> THE DATA:
******************************
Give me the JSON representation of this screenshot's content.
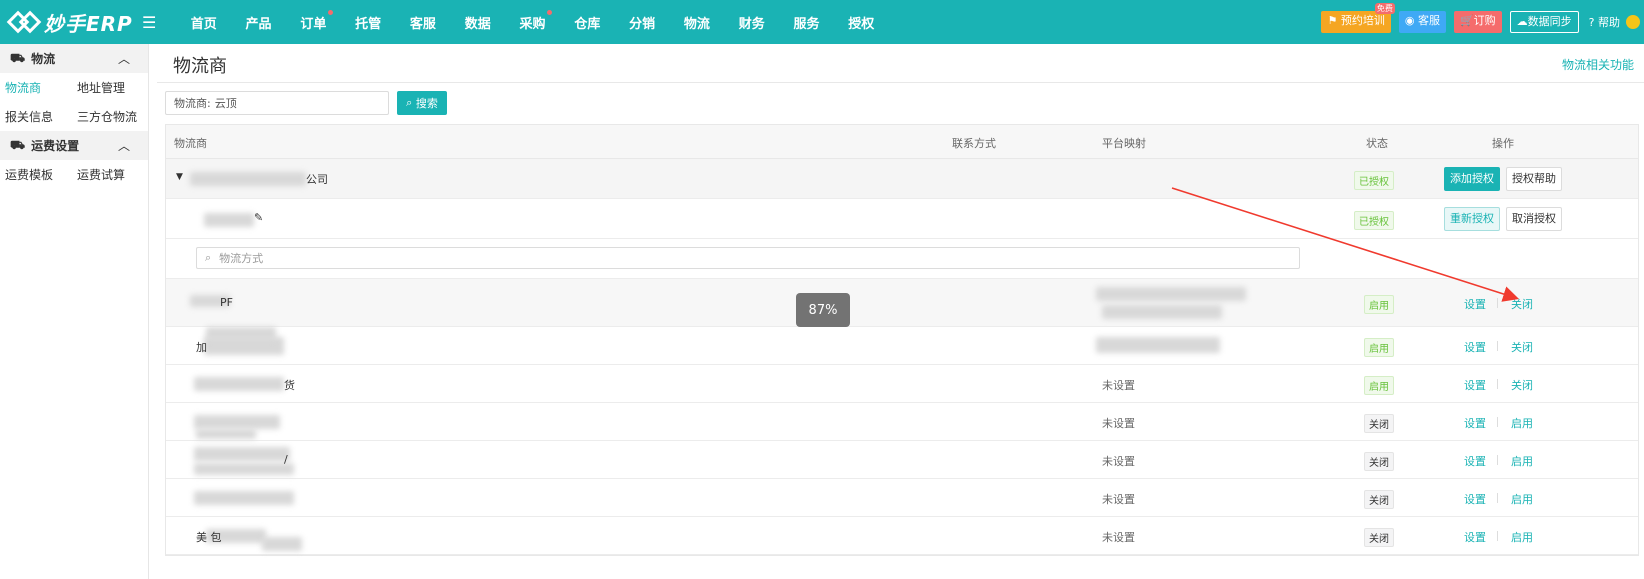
{
  "app": {
    "name": "妙手ERP"
  },
  "nav": [
    {
      "label": "首页",
      "dot": false
    },
    {
      "label": "产品",
      "dot": false
    },
    {
      "label": "订单",
      "dot": true
    },
    {
      "label": "托管",
      "dot": false
    },
    {
      "label": "客服",
      "dot": false
    },
    {
      "label": "数据",
      "dot": false
    },
    {
      "label": "采购",
      "dot": true
    },
    {
      "label": "仓库",
      "dot": false
    },
    {
      "label": "分销",
      "dot": false
    },
    {
      "label": "物流",
      "dot": false
    },
    {
      "label": "财务",
      "dot": false
    },
    {
      "label": "服务",
      "dot": false
    },
    {
      "label": "授权",
      "dot": false
    }
  ],
  "topRight": {
    "training": "预约培训",
    "trainingBadge": "免费",
    "service": "客服",
    "buy": "订购",
    "sync": "数据同步",
    "help": "帮助"
  },
  "sidebar": {
    "groups": [
      {
        "title": "物流",
        "items": [
          [
            "物流商",
            "地址管理"
          ],
          [
            "报关信息",
            "三方仓物流"
          ]
        ]
      },
      {
        "title": "运费设置",
        "items": [
          [
            "运费模板",
            "运费试算"
          ]
        ]
      }
    ]
  },
  "page": {
    "title": "物流商",
    "rightLink": "物流相关功能",
    "search": {
      "label": "物流商:",
      "value": "云顶",
      "button": "搜索"
    },
    "columns": [
      "物流商",
      "联系方式",
      "平台映射",
      "状态",
      "操作"
    ],
    "provider": {
      "nameSuffix": "公司",
      "status": "已授权",
      "addAuth": "添加授权",
      "authHelp": "授权帮助"
    },
    "account": {
      "status": "已授权",
      "reauth": "重新授权",
      "cancelAuth": "取消授权"
    },
    "methodSearchPlaceholder": "物流方式",
    "methods": [
      {
        "nameVisible": "PF",
        "mapping": "",
        "status": "启用",
        "op2": "关闭"
      },
      {
        "nameVisible": "加",
        "mapping": "",
        "status": "启用",
        "op2": "关闭"
      },
      {
        "nameVisible": "货",
        "mapping": "未设置",
        "status": "启用",
        "op2": "关闭"
      },
      {
        "nameVisible": "",
        "mapping": "未设置",
        "status": "关闭",
        "op2": "启用"
      },
      {
        "nameVisible": "/",
        "mapping": "未设置",
        "status": "关闭",
        "op2": "启用"
      },
      {
        "nameVisible": "",
        "mapping": "未设置",
        "status": "关闭",
        "op2": "启用"
      },
      {
        "nameVisible": "美 包",
        "mapping": "未设置",
        "status": "关闭",
        "op2": "启用"
      }
    ],
    "opSet": "设置"
  },
  "overlay": {
    "progress": "87%"
  },
  "colors": {
    "primary": "#1ab3b4",
    "green": "#67c23a",
    "red": "#f56c6c"
  }
}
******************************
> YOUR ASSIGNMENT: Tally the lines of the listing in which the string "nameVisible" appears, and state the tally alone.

> RESPONSE TO THIS TASK: 7